Being innovative means, by definition, working in an uncertain environment.
Columbia Business School Professor Rita Gunther McGrath writes
in the Harvard Business Review that while “failure is inevitable” in such a context, believing in “intelligent failures” can teach you useful lessons.
She recommends 7 practical principles to help your organization better plan for, manage and learn from failure:
Principle 1: At the very beginning of a project, ensure that everyone agrees on the same definition of success.
Principle 2: Make your assumptions explicit, and design small experiments to test and revise them where possible.
Principle 3: Fail quickly – “quick, decisive failures” have several benefits, from limiting the number of resources that could be lost to shrinking the time needed to establish cause and effect relationships.
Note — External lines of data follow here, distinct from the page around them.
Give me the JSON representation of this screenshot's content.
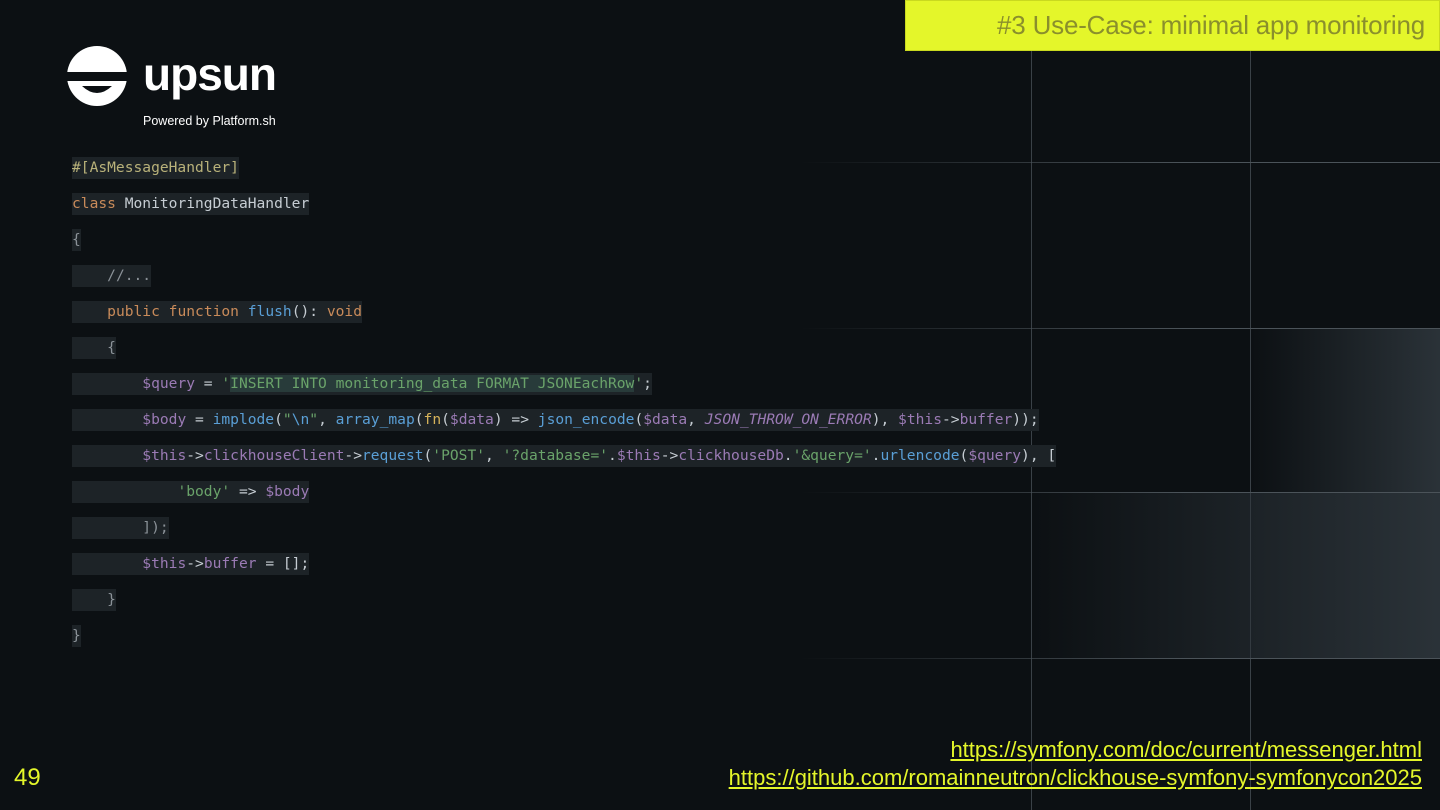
{
  "slide": {
    "title": "#3 Use-Case: minimal app monitoring",
    "page_number": "49"
  },
  "logo": {
    "name": "upsun",
    "tagline": "Powered by Platform.sh"
  },
  "code": {
    "l1": "#[AsMessageHandler]",
    "l2_kw": "class",
    "l2_name": " MonitoringDataHandler",
    "l3": "{",
    "l4_indent": "    ",
    "l4": "//...",
    "l5_indent": "    ",
    "l5_kw1": "public",
    "l5_kw2": "function",
    "l5_fn": "flush",
    "l5_rest": "(): ",
    "l5_void": "void",
    "l6_indent": "    ",
    "l6": "{",
    "l7_indent": "        ",
    "l7_var": "$query",
    "l7_eq": " = ",
    "l7_q1": "'",
    "l7_sel": "INSERT INTO monitoring_data FORMAT JSONEachRow",
    "l7_q2": "'",
    "l7_end": ";",
    "l8_indent": "        ",
    "l8_var": "$body",
    "l8_eq": " = ",
    "l8_implode": "implode",
    "l8_p1": "(",
    "l8_str1": "\"",
    "l8_esc": "\\n",
    "l8_str2": "\"",
    "l8_comma": ", ",
    "l8_arraymap": "array_map",
    "l8_p2": "(",
    "l8_fn": "fn",
    "l8_p3": "(",
    "l8_data": "$data",
    "l8_arrow": ") => ",
    "l8_json": "json_encode",
    "l8_p4": "(",
    "l8_data2": "$data",
    "l8_comma2": ", ",
    "l8_const": "JSON_THROW_ON_ERROR",
    "l8_close": "), ",
    "l8_this": "$this",
    "l8_arrow2": "->",
    "l8_buffer": "buffer",
    "l8_end": "));",
    "l9_indent": "        ",
    "l9_this": "$this",
    "l9_a1": "->",
    "l9_client": "clickhouseClient",
    "l9_a2": "->",
    "l9_request": "request",
    "l9_p": "(",
    "l9_post": "'POST'",
    "l9_c": ", ",
    "l9_s1": "'?database='",
    "l9_dot": ".",
    "l9_this2": "$this",
    "l9_a3": "->",
    "l9_db": "clickhouseDb",
    "l9_dot2": ".",
    "l9_s2": "'&query='",
    "l9_dot3": ".",
    "l9_urlencode": "urlencode",
    "l9_p2": "(",
    "l9_qv": "$query",
    "l9_end": "), [",
    "l10_indent": "            ",
    "l10_key": "'body'",
    "l10_arrow": " => ",
    "l10_val": "$body",
    "l11_indent": "        ",
    "l11": "]);",
    "l12_indent": "        ",
    "l12_this": "$this",
    "l12_arrow": "->",
    "l12_buffer": "buffer",
    "l12_end": " = [];",
    "l13_indent": "    ",
    "l13": "}",
    "l14": "}"
  },
  "links": {
    "messenger": "https://symfony.com/doc/current/messenger.html",
    "github": "https://github.com/romainneutron/clickhouse-symfony-symfonycon2025"
  },
  "colors": {
    "accent": "#e4f62a",
    "background": "#0c1013"
  }
}
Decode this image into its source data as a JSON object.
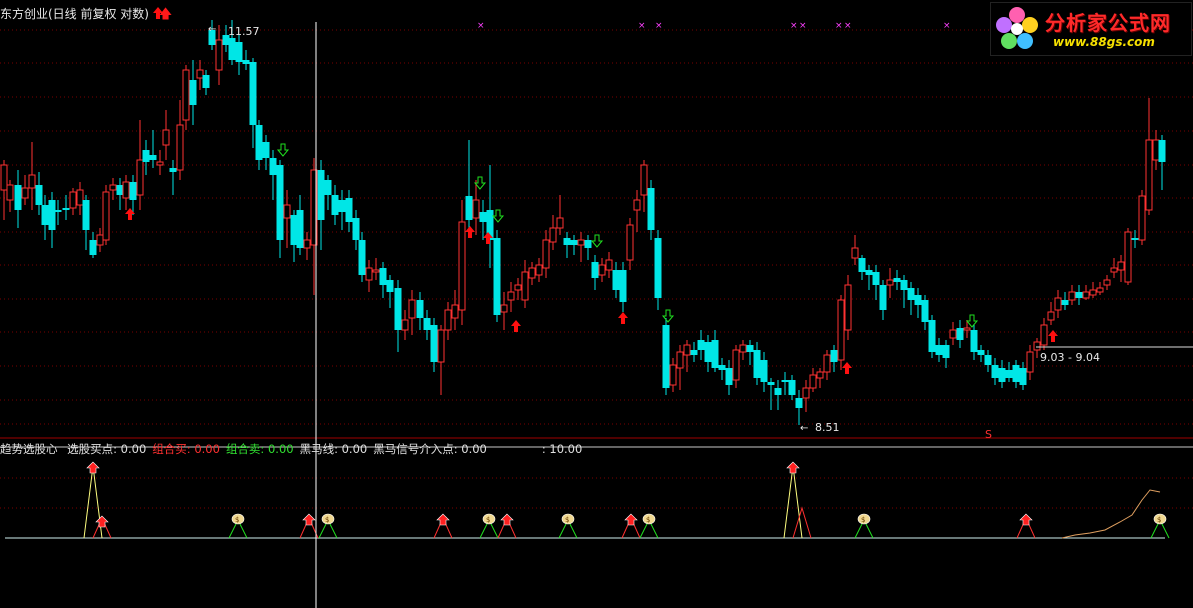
{
  "header": {
    "title": "东方创业(日线 前复权 对数)",
    "arrow_icon": "red-up-arrow-icon"
  },
  "annotations": {
    "high_label": "11.57",
    "low_label": "8.51",
    "range_label": "9.03 - 9.04",
    "signal_s": "S"
  },
  "logo": {
    "title": "分析家公式网",
    "url": "www.88gs.com"
  },
  "indicator_header": {
    "name": "趋势选股心",
    "items": [
      {
        "label": "选股买点:",
        "value": "0.00",
        "color": "#e0e0e0"
      },
      {
        "label": "组合买:",
        "value": "0.00",
        "color": "#ff3030"
      },
      {
        "label": "组合卖:",
        "value": "0.00",
        "color": "#30e030"
      },
      {
        "label": "黑马线:",
        "value": "0.00",
        "color": "#e0e0e0"
      },
      {
        "label": "黑马信号介入点:",
        "value": "0.00",
        "color": "#e0e0e0"
      },
      {
        "label": ":",
        "value": "10.00",
        "color": "#e0e0e0"
      }
    ]
  },
  "colors": {
    "up": "#ff3232",
    "down": "#00e6e6",
    "grid": "#7a0000",
    "crosshair": "#ffffff",
    "buy_arrow": "#ff1010",
    "sell_arrow": "#20e020",
    "marker": "#ff40ff",
    "money_bag": "#f0d890",
    "signal_line": "#ffff80",
    "heima_line": "#e0a060"
  }
}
Fail cheaply – similar to Principle 3, reduce your downside risk by testing a prototype or adopting 3M’s philosophy of “make a little, sell a little
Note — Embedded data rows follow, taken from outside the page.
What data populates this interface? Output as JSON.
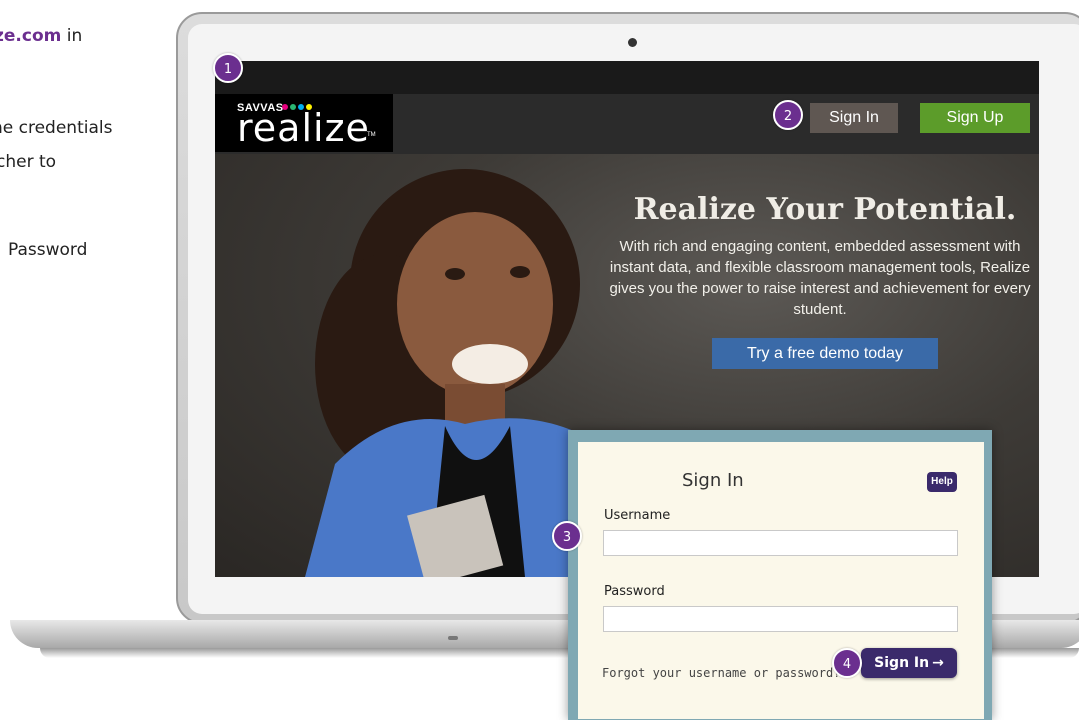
{
  "instructions": {
    "line1_bold": "ze.com",
    "line1_rest": " in",
    "line2": "he credentials",
    "line3": "cher to",
    "line4": "Password"
  },
  "site": {
    "logo_top": "SAVVAS",
    "logo_main": "realize",
    "logo_tm": "TM",
    "signin_label": "Sign In",
    "signup_label": "Sign Up",
    "hero_title": "Realize Your Potential.",
    "hero_text": "With rich and engaging content, embedded assessment with instant data, and flexible classroom management tools, Realize gives you the power to raise interest and achievement for every student.",
    "demo_label": "Try a free demo today"
  },
  "signin_dialog": {
    "title": "Sign In",
    "help_label": "Help",
    "username_label": "Username",
    "username_value": "",
    "password_label": "Password",
    "password_value": "",
    "forgot_link": "Forgot your username or password?",
    "submit_label": "Sign In",
    "submit_arrow": "→"
  },
  "steps": [
    "1",
    "2",
    "3",
    "4"
  ],
  "colors": {
    "step_badge": "#6b2f8f",
    "signup_green": "#5c9c2a",
    "demo_blue": "#3a6aa8",
    "dialog_button": "#3a2a6b"
  },
  "icons": [
    "arrow-right-icon",
    "camera-icon"
  ]
}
Principle 5: Limit uncertainties “at any particular decision point” whenever possible.
Principle 6: Build a culture that encourages and celebrates intelligent risk-taking, and doesn’t punish people for any resulting failures.
Principle 7: Capture the lessons you learn, and share them with others in your organization.